- [Information]:
______

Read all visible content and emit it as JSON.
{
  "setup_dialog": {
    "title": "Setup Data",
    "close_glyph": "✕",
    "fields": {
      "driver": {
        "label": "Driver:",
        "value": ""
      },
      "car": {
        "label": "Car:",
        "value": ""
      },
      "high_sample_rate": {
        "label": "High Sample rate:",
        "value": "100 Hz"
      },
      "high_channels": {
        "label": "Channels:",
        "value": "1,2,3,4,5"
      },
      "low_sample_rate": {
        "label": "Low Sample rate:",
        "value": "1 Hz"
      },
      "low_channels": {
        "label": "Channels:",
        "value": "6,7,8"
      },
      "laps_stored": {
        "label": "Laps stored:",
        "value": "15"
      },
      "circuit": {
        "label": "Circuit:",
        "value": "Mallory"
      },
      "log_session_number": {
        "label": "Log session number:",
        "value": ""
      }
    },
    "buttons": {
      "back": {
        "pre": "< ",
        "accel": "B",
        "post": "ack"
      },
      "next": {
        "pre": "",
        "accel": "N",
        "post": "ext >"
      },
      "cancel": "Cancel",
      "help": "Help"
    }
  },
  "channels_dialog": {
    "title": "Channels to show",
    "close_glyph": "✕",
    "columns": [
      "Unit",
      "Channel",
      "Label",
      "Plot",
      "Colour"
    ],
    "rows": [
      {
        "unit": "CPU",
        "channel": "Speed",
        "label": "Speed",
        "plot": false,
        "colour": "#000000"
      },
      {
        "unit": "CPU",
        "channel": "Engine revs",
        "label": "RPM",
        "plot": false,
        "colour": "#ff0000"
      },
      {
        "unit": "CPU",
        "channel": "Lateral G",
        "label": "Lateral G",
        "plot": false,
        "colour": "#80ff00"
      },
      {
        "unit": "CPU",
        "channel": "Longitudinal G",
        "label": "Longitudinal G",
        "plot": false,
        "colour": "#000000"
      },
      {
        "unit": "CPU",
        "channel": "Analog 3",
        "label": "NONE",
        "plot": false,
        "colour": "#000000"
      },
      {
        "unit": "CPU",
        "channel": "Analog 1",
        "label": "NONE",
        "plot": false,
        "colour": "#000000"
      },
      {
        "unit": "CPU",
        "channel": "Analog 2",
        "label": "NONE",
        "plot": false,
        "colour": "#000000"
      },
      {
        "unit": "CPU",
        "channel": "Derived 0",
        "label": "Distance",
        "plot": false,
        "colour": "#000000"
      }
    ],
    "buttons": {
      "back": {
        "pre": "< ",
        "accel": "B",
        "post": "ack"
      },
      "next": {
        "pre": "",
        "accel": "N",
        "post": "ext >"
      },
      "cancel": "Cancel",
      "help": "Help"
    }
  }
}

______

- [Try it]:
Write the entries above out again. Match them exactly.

- [Answer box]:
Read all visible content and emit it as JSON.
{
  "setup_dialog": {
    "title": "Setup Data",
    "close_glyph": "✕",
    "fields": {
      "driver": {
        "label": "Driver:",
        "value": ""
      },
      "car": {
        "label": "Car:",
        "value": ""
      },
      "high_sample_rate": {
        "label": "High Sample rate:",
        "value": "100 Hz"
      },
      "high_channels": {
        "label": "Channels:",
        "value": "1,2,3,4,5"
      },
      "low_sample_rate": {
        "label": "Low Sample rate:",
        "value": "1 Hz"
      },
      "low_channels": {
        "label": "Channels:",
        "value": "6,7,8"
      },
      "laps_stored": {
        "label": "Laps stored:",
        "value": "15"
      },
      "circuit": {
        "label": "Circuit:",
        "value": "Mallory"
      },
      "log_session_number": {
        "label": "Log session number:",
        "value": ""
      }
    },
    "buttons": {
      "back": {
        "pre": "< ",
        "accel": "B",
        "post": "ack"
      },
      "next": {
        "pre": "",
        "accel": "N",
        "post": "ext >"
      },
      "cancel": "Cancel",
      "help": "Help"
    }
  },
  "channels_dialog": {
    "title": "Channels to show",
    "close_glyph": "✕",
    "columns": [
      "Unit",
      "Channel",
      "Label",
      "Plot",
      "Colour"
    ],
    "rows": [
      {
        "unit": "CPU",
        "channel": "Speed",
        "label": "Speed",
        "plot": false,
        "colour": "#000000"
      },
      {
        "unit": "CPU",
        "channel": "Engine revs",
        "label": "RPM",
        "plot": false,
        "colour": "#ff0000"
      },
      {
        "unit": "CPU",
        "channel": "Lateral G",
        "label": "Lateral G",
        "plot": false,
        "colour": "#80ff00"
      },
      {
        "unit": "CPU",
        "channel": "Longitudinal G",
        "label": "Longitudinal G",
        "plot": false,
        "colour": "#000000"
      },
      {
        "unit": "CPU",
        "channel": "Analog 3",
        "label": "NONE",
        "plot": false,
        "colour": "#000000"
      },
      {
        "unit": "CPU",
        "channel": "Analog 1",
        "label": "NONE",
        "plot": false,
        "colour": "#000000"
      },
      {
        "unit": "CPU",
        "channel": "Analog 2",
        "label": "NONE",
        "plot": false,
        "colour": "#000000"
      },
      {
        "unit": "CPU",
        "channel": "Derived 0",
        "label": "Distance",
        "plot": false,
        "colour": "#000000"
      }
    ],
    "buttons": {
      "back": {
        "pre": "< ",
        "accel": "B",
        "post": "ack"
      },
      "next": {
        "pre": "",
        "accel": "N",
        "post": "ext >"
      },
      "cancel": "Cancel",
      "help": "Help"
    }
  }
}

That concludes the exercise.